REQUIRED ACTION: Copy out exactly every line from the line containing "Decode this image" until the records below end, inclusive of both boundary lines.
####################
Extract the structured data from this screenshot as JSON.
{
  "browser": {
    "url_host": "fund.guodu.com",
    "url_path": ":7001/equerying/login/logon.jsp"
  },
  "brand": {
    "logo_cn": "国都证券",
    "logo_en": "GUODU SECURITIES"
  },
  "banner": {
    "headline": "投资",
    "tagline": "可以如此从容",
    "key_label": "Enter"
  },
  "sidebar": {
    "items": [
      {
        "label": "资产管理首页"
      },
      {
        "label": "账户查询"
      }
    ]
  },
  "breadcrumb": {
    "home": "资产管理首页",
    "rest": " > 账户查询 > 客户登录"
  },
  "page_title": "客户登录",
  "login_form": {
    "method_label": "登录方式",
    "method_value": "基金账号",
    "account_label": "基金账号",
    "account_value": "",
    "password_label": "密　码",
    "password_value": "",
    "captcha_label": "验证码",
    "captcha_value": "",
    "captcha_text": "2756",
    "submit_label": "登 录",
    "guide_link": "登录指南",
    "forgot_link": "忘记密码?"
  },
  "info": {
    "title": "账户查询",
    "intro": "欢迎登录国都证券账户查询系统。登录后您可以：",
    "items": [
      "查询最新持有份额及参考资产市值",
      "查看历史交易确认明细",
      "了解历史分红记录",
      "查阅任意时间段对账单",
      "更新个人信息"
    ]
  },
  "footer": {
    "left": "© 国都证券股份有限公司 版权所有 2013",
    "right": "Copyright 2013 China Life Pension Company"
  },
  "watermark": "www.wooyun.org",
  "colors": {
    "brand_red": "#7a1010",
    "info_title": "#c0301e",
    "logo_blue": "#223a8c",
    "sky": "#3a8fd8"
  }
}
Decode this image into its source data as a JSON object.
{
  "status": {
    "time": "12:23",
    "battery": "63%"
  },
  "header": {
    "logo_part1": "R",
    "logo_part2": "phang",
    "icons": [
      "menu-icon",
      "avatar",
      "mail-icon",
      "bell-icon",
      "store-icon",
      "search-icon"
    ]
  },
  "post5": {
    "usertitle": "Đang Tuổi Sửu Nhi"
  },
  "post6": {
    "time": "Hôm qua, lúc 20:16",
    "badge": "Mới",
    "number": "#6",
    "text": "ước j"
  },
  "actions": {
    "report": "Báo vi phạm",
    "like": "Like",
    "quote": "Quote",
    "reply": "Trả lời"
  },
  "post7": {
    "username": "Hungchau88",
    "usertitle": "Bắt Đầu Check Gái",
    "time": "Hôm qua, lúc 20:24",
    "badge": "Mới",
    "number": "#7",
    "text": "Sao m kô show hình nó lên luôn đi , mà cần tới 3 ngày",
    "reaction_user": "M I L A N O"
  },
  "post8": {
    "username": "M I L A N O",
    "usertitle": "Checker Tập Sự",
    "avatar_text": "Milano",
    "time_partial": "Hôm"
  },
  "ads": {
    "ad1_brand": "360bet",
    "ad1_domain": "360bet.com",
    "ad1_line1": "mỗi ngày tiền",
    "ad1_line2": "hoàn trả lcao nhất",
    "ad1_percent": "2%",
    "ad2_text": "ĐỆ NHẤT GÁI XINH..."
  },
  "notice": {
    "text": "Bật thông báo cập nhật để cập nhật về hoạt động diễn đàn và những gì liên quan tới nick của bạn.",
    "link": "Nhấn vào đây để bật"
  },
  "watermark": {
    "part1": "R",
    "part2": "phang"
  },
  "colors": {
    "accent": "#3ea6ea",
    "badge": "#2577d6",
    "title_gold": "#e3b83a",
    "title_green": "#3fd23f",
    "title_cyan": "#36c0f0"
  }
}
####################
OUTPUT OF THE EXERCISE:
Decode this image into its source data as a JSON object.
{
  "status": {
    "time": "12:23",
    "battery": "63%"
  },
  "header": {
    "logo_part1": "R",
    "logo_part2": "phang",
    "icons": [
      "menu-icon",
      "avatar",
      "mail-icon",
      "bell-icon",
      "store-icon",
      "search-icon"
    ]
  },
  "post5": {
    "usertitle": "Đang Tuổi Sửu Nhi"
  },
  "post6": {
    "time": "Hôm qua, lúc 20:16",
    "badge": "Mới",
    "number": "#6",
    "text": "ước j"
  },
  "actions": {
    "report": "Báo vi phạm",
    "like": "Like",
    "quote": "Quote",
    "reply": "Trả lời"
  },
  "post7": {
    "username": "Hungchau88",
    "usertitle": "Bắt Đầu Check Gái",
    "time": "Hôm qua, lúc 20:24",
    "badge": "Mới",
    "number": "#7",
    "text": "Sao m kô show hình nó lên luôn đi , mà cần tới 3 ngày",
    "reaction_user": "M I L A N O"
  },
  "post8": {
    "username": "M I L A N O",
    "usertitle": "Checker Tập Sự",
    "avatar_text": "Milano",
    "time_partial": "Hôm"
  },
  "ads": {
    "ad1_brand": "360bet",
    "ad1_domain": "360bet.com",
    "ad1_line1": "mỗi ngày tiền",
    "ad1_line2": "hoàn trả lcao nhất",
    "ad1_percent": "2%",
    "ad2_text": "ĐỆ NHẤT GÁI XINH..."
  },
  "notice": {
    "text": "Bật thông báo cập nhật để cập nhật về hoạt động diễn đàn và những gì liên quan tới nick của bạn.",
    "link": "Nhấn vào đây để bật"
  },
  "watermark": {
    "part1": "R",
    "part2": "phang"
  },
  "colors": {
    "accent": "#3ea6ea",
    "badge": "#2577d6",
    "title_gold": "#e3b83a",
    "title_green": "#3fd23f",
    "title_cyan": "#36c0f0"
  }
}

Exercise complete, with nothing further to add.